  • The U.S. travel management firm, CWT, paid a whopping $4.5 million in ransom to Ragnar Locker ransomware attackers to restore their 30,000 infected computers.
  • The supply operations at Australia’s largest beverage giant, Lion, was disrupted after it was hit in a ransomware attack. The incident had caused a system outage.
  • DraftKings disclosed that its online gambling technology provider SBTech was hit by ransomware at the end of March 2020. The interruptions in its customer operations forced SBTech to compensate its customers for the downtime.

Other discerning factors
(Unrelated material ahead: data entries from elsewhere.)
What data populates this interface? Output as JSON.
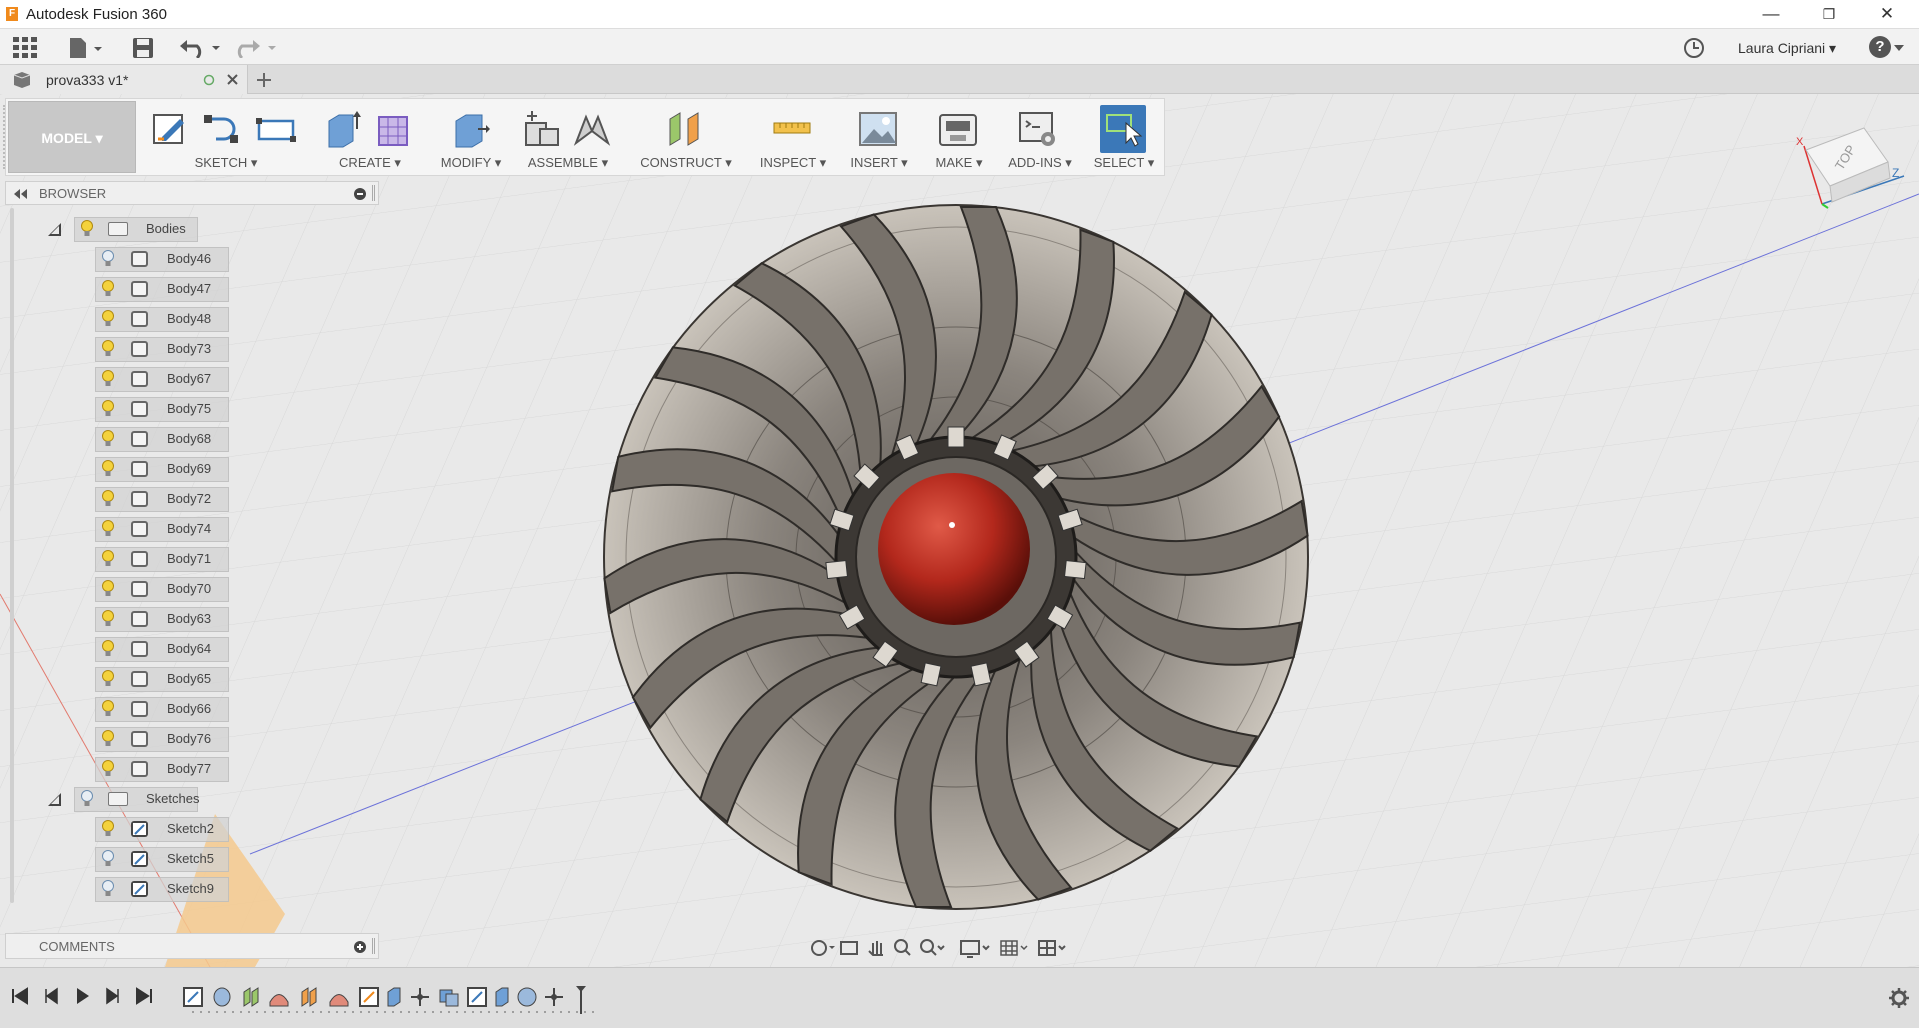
{
  "app": {
    "title": "Autodesk Fusion 360",
    "logo_letter": "F"
  },
  "window_controls": {
    "minimize": "—",
    "maximize": "❐",
    "close": "✕"
  },
  "quick_access": {
    "user_name": "Laura Cipriani ▾",
    "help": "?"
  },
  "document_tab": {
    "name": "prova333 v1*"
  },
  "toolbar": {
    "workspace": "MODEL ▾",
    "groups": [
      {
        "label": "SKETCH ▾"
      },
      {
        "label": "CREATE ▾"
      },
      {
        "label": "MODIFY ▾"
      },
      {
        "label": "ASSEMBLE ▾"
      },
      {
        "label": "CONSTRUCT ▾"
      },
      {
        "label": "INSPECT ▾"
      },
      {
        "label": "INSERT ▾"
      },
      {
        "label": "MAKE ▾"
      },
      {
        "label": "ADD-INS ▾"
      },
      {
        "label": "SELECT ▾"
      }
    ]
  },
  "browser": {
    "title": "BROWSER",
    "bodies_folder": "Bodies",
    "bodies": [
      "Body46",
      "Body47",
      "Body48",
      "Body73",
      "Body67",
      "Body75",
      "Body68",
      "Body69",
      "Body72",
      "Body74",
      "Body71",
      "Body70",
      "Body63",
      "Body64",
      "Body65",
      "Body66",
      "Body76",
      "Body77"
    ],
    "sketches_folder": "Sketches",
    "sketches": [
      "Sketch2",
      "Sketch5",
      "Sketch9"
    ]
  },
  "comments": {
    "title": "COMMENTS"
  },
  "viewcube": {
    "face": "TOP",
    "x_axis": "X",
    "z_axis": "Z"
  },
  "colors": {
    "accent_blue": "#3b78b8",
    "hub_red": "#b3281c",
    "bulb_yellow": "#f4d23c",
    "blade_gray": "#6e6a66"
  }
}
  • The Ritz Hotel in London lost some of its customers’ personal data after scammers posing as staff members phoned the victims and collected information about their bookings, including their payment card details.
  • Operators at some of the Ontario-based ‘The Beer Store’ outlets were forced to use pen and paper following an attack on its Point-of-Sale (PoS) systems.

A look at the state of security

The hospitality sector has and will continue to be a popular target for cyberattacks. In the last year alone, security breaches at Marriott and British Airways stood out to be two of the biggest cyber incidents in history. According to IBM's 2019 Cost of a Data Breach Report, the average cost of a data breach in the hospitality industry stood at $1.99 million.

Moreover, Verizon’s 2019 Data Breach Investigations Report has cited PoS devices as the most heavily targeted aspect of hospitality infrastructure. Apart from this, the dependency on third-party ecosystems such as partners, suppliers, and technology providers makes it quite difficult to protect the hospitality industry from cyber threats.